My immediate goal is to be on retainer for at least 4-5 local theatres, but in the meantime, I'll continue to hone my craft, and as always, share my photos and experiences for others to learn from and enjoy.
On that note, here are a couple of tips for shooting stage photography:
• Always make sure it's okay for you to take photos at whatever production you want to shoot at. Whether that means you're contracted by the theatre, or have portfolio-building permission to do so, you want to be legit. If you decide to shoot it anyway, always be respectful. Position yourself where there aren't other audience members; put your shutter on silent shooting mode; and NEVER use flash. It's dangerous, and disrespectful to the performers. Keep in mind many productions are protected by copyright, so unless you have permission to do so, do not attempt to sell the photos, and always be compliant if asked to remove it. Many actors, especially at the entry level, appreciate having a photographer at their shows, but not all actors are fans of it. Keep that in mind.
• This goes for theatre in general, but always show up at least 15 minutes in advance. And be professional. If you look like an amateur, you'll get treated like one.
• For your settings, you'll want your camera to have a shutter speed of at least 1/150 of a second.
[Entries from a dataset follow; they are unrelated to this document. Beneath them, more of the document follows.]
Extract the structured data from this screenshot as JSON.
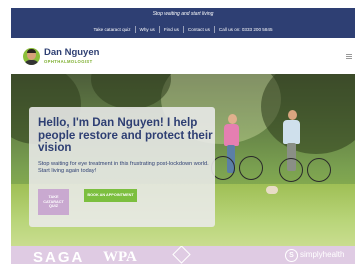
{
  "topbar": {
    "tagline": "Stop waiting and start living",
    "nav": [
      {
        "label": "Take cataract quiz"
      },
      {
        "label": "Why us"
      },
      {
        "label": "Find us"
      },
      {
        "label": "Contact us"
      },
      {
        "label": "Call us on: 0333 200 5845"
      }
    ]
  },
  "header": {
    "name": "Dan Nguyen",
    "role": "OPHTHALMOLOGIST",
    "menu_icon": "hamburger-menu-icon"
  },
  "hero": {
    "heading": "Hello, I'm Dan Nguyen! I help people restore and protect their vision",
    "subtext": "Stop waiting for eye treatment in this frustrating post-lockdown world. Start living again today!",
    "quiz_button": "TAKE CATARACT QUIZ",
    "book_button": "BOOK AN APPOINTMENT"
  },
  "partners": {
    "logo_1": "SAGA",
    "logo_2": "WPA",
    "logo_5_mark": "S",
    "logo_5": "simplyhealth"
  },
  "colors": {
    "navy": "#2e3f73",
    "green": "#7cbf3f",
    "lilac": "#c9a9d0",
    "partner_bar": "#dfcbe3"
  }
}
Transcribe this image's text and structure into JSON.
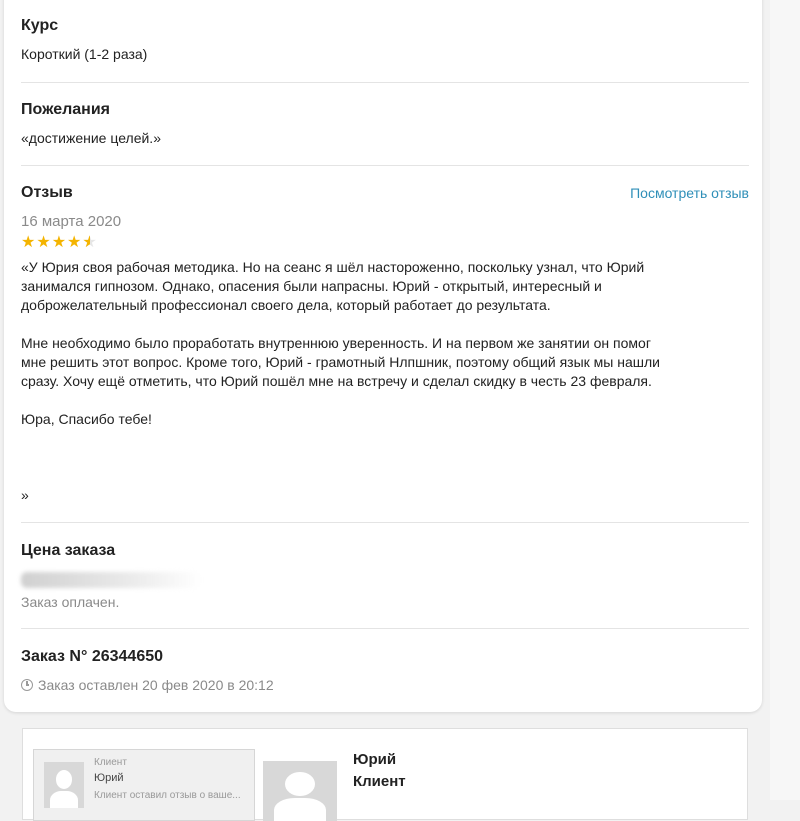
{
  "course": {
    "heading": "Курс",
    "value": "Короткий (1-2 раза)"
  },
  "wishes": {
    "heading": "Пожелания",
    "value": "«достижение целей.»"
  },
  "review": {
    "heading": "Отзыв",
    "view_link": "Посмотреть отзыв",
    "date": "16 марта 2020",
    "rating": 4.5,
    "rating_max": 5,
    "text": "«У Юрия своя рабочая методика. Но на сеанс я шёл настороженно, поскольку узнал, что Юрий\nзанимался гипнозом. Однако, опасения были напрасны. Юрий - открытый, интересный и\nдоброжелательный профессионал своего дела, который работает до результата.\n\nМне необходимо было проработать внутреннюю уверенность. И на первом же занятии он помог\nмне решить этот вопрос. Кроме того, Юрий - грамотный Нлпшник, поэтому общий язык мы нашли\nсразу. Хочу ещё отметить, что Юрий пошёл мне на встречу и сделал скидку в честь 23 февраля.\n\nЮра, Спасибо тебе!\n\n\n\n»"
  },
  "price": {
    "heading": "Цена заказа",
    "status": "Заказ оплачен."
  },
  "order": {
    "heading": "Заказ N° 26344650",
    "placed": "Заказ оставлен 20 фев 2020 в 20:12"
  },
  "client_card": {
    "mini_label_top": "Клиент",
    "mini_name": "Юрий",
    "mini_label_bottom": "Клиент оставил отзыв о ваше...",
    "name": "Юрий",
    "role": "Клиент"
  },
  "colors": {
    "link": "#2f8fb8",
    "star": "#f4b400",
    "muted": "#8a8a8a"
  },
  "icons": {
    "clock": "clock-icon",
    "star": "star-icon",
    "avatar": "user-placeholder-icon"
  }
}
You can get away with lower if it's a slower show, but if it's fast-paced you may want to go all the way up to 1/250 of a second or faster. Keep in mind you'll have to balance out your exposure triangle, so having a full frame camera is definitely helpful as you'll be able to increase your ISO without issues.
• Use a fast lens. At least a f/2.8. I normally shoot with a Nikkor 50mm f/1.8, but a 24-70mm f/2.8 would be great too and would give you greater flexibility, thanks to the zoom.
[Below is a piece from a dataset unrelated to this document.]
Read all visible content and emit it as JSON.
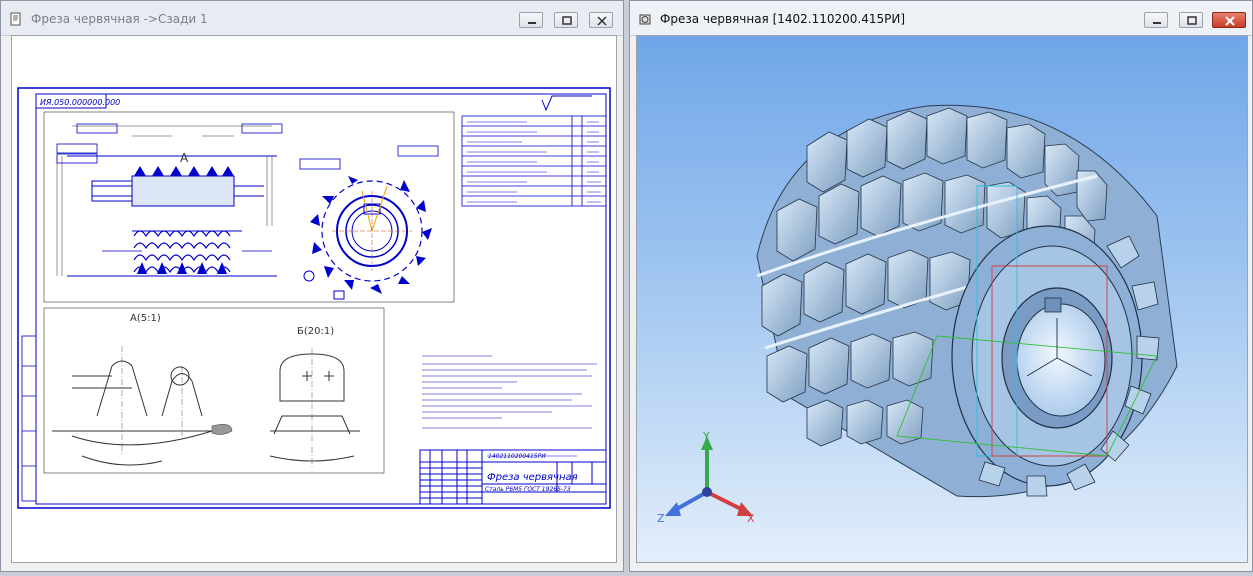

• Don't worry too much about white balance. Set it to a single setting (I use the K function) and leave it there. Stage lighting is going to be changing all the time, so the auto mode is not going to work well. You will have to work on it in post, which leads to my next point.
• Don't skip out on post production! The difference between a decent photographer and a great one is your post production editing abilities. I, personally, try to retain as much of the original scene as possible, but I'm also not afraid to photoshop out a stray glowing red "exit" sign, or blocking tape on the floor, as well.
• Shoot from a variety of angles. Make it interesting. Photos are almost always more appealing when they're shot from an angle that's not typical. For theatre, this would been not shooting from where the audience will be sitting. Try getting higher up and angling down, or shooting from the side, or from just below the stage. It will make all the difference.